Entries from a dataset of interfaces
********************
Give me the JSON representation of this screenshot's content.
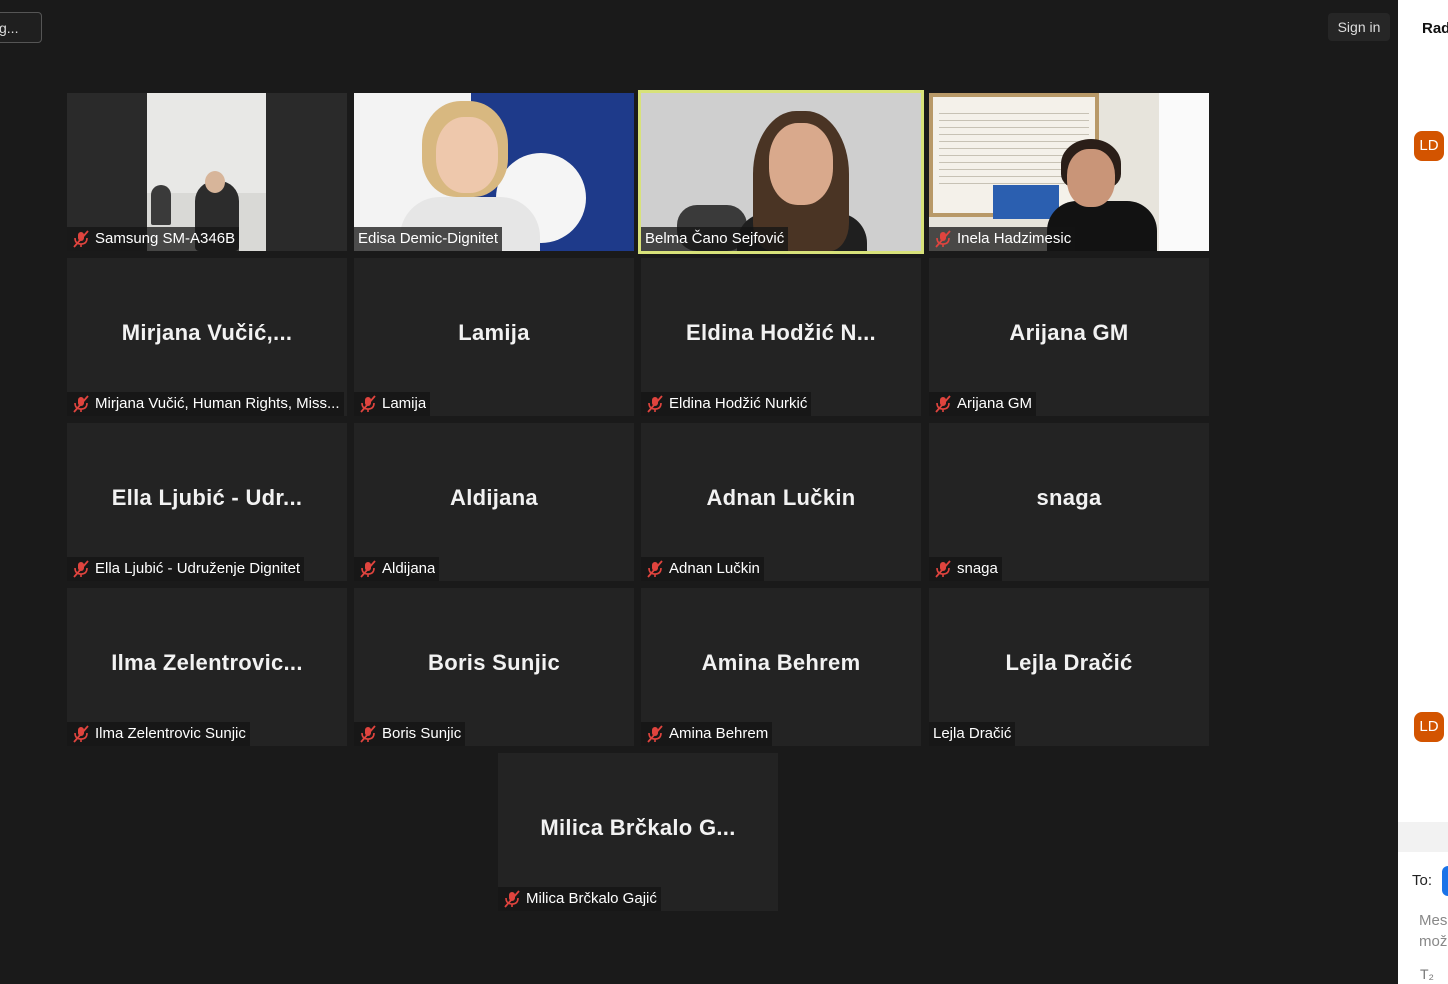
{
  "toolbar": {
    "left_pill": "g...",
    "sign_in": "Sign in"
  },
  "participants": [
    {
      "display": "",
      "label": "Samsung SM-A346B",
      "muted": true,
      "video": true
    },
    {
      "display": "",
      "label": "Edisa Demic-Dignitet",
      "muted": false,
      "video": true
    },
    {
      "display": "",
      "label": "Belma Čano Sejfović",
      "muted": false,
      "video": true,
      "active_speaker": true
    },
    {
      "display": "",
      "label": "Inela Hadzimesic",
      "muted": true,
      "video": true
    },
    {
      "display": "Mirjana  Vučić,...",
      "label": "Mirjana Vučić, Human Rights, Miss...",
      "muted": true
    },
    {
      "display": "Lamija",
      "label": "Lamija",
      "muted": true
    },
    {
      "display": "Eldina  Hodžić  N...",
      "label": "Eldina Hodžić Nurkić",
      "muted": true
    },
    {
      "display": "Arijana GM",
      "label": "Arijana GM",
      "muted": true
    },
    {
      "display": "Ella  Ljubić  -  Udr...",
      "label": "Ella Ljubić - Udruženje Dignitet",
      "muted": true
    },
    {
      "display": "Aldijana",
      "label": "Aldijana",
      "muted": true
    },
    {
      "display": "Adnan Lučkin",
      "label": "Adnan Lučkin",
      "muted": true
    },
    {
      "display": "snaga",
      "label": "snaga",
      "muted": true
    },
    {
      "display": "Ilma  Zelentrovic...",
      "label": "Ilma Zelentrovic Sunjic",
      "muted": true
    },
    {
      "display": "Boris Sunjic",
      "label": "Boris Sunjic",
      "muted": true
    },
    {
      "display": "Amina Behrem",
      "label": "Amina Behrem",
      "muted": true
    },
    {
      "display": "Lejla Dračić",
      "label": "Lejla Dračić",
      "muted": false
    },
    {
      "display": "Milica  Brčkalo  G...",
      "label": "Milica Brčkalo Gajić",
      "muted": true
    }
  ],
  "chat_panel": {
    "title": "Rad",
    "avatar_initials": "LD",
    "to_label": "To:",
    "message_placeholder": "Mes\nmož",
    "format_icon_glyph": "T₂"
  },
  "colors": {
    "active_speaker_border": "#d8e27a",
    "muted_icon": "#e0443e",
    "avatar": "#d35400"
  }
}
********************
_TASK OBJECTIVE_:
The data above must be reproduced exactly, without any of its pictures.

_TASK RESULT_:
Give me the JSON representation of this screenshot's content.
{
  "toolbar": {
    "left_pill": "g...",
    "sign_in": "Sign in"
  },
  "participants": [
    {
      "display": "",
      "label": "Samsung SM-A346B",
      "muted": true,
      "video": true
    },
    {
      "display": "",
      "label": "Edisa Demic-Dignitet",
      "muted": false,
      "video": true
    },
    {
      "display": "",
      "label": "Belma Čano Sejfović",
      "muted": false,
      "video": true,
      "active_speaker": true
    },
    {
      "display": "",
      "label": "Inela Hadzimesic",
      "muted": true,
      "video": true
    },
    {
      "display": "Mirjana  Vučić,...",
      "label": "Mirjana Vučić, Human Rights, Miss...",
      "muted": true
    },
    {
      "display": "Lamija",
      "label": "Lamija",
      "muted": true
    },
    {
      "display": "Eldina  Hodžić  N...",
      "label": "Eldina Hodžić Nurkić",
      "muted": true
    },
    {
      "display": "Arijana GM",
      "label": "Arijana GM",
      "muted": true
    },
    {
      "display": "Ella  Ljubić  -  Udr...",
      "label": "Ella Ljubić - Udruženje Dignitet",
      "muted": true
    },
    {
      "display": "Aldijana",
      "label": "Aldijana",
      "muted": true
    },
    {
      "display": "Adnan Lučkin",
      "label": "Adnan Lučkin",
      "muted": true
    },
    {
      "display": "snaga",
      "label": "snaga",
      "muted": true
    },
    {
      "display": "Ilma  Zelentrovic...",
      "label": "Ilma Zelentrovic Sunjic",
      "muted": true
    },
    {
      "display": "Boris Sunjic",
      "label": "Boris Sunjic",
      "muted": true
    },
    {
      "display": "Amina Behrem",
      "label": "Amina Behrem",
      "muted": true
    },
    {
      "display": "Lejla Dračić",
      "label": "Lejla Dračić",
      "muted": false
    },
    {
      "display": "Milica  Brčkalo  G...",
      "label": "Milica Brčkalo Gajić",
      "muted": true
    }
  ],
  "chat_panel": {
    "title": "Rad",
    "avatar_initials": "LD",
    "to_label": "To:",
    "message_placeholder": "Mes\nmož",
    "format_icon_glyph": "T₂"
  },
  "colors": {
    "active_speaker_border": "#d8e27a",
    "muted_icon": "#e0443e",
    "avatar": "#d35400"
  }
}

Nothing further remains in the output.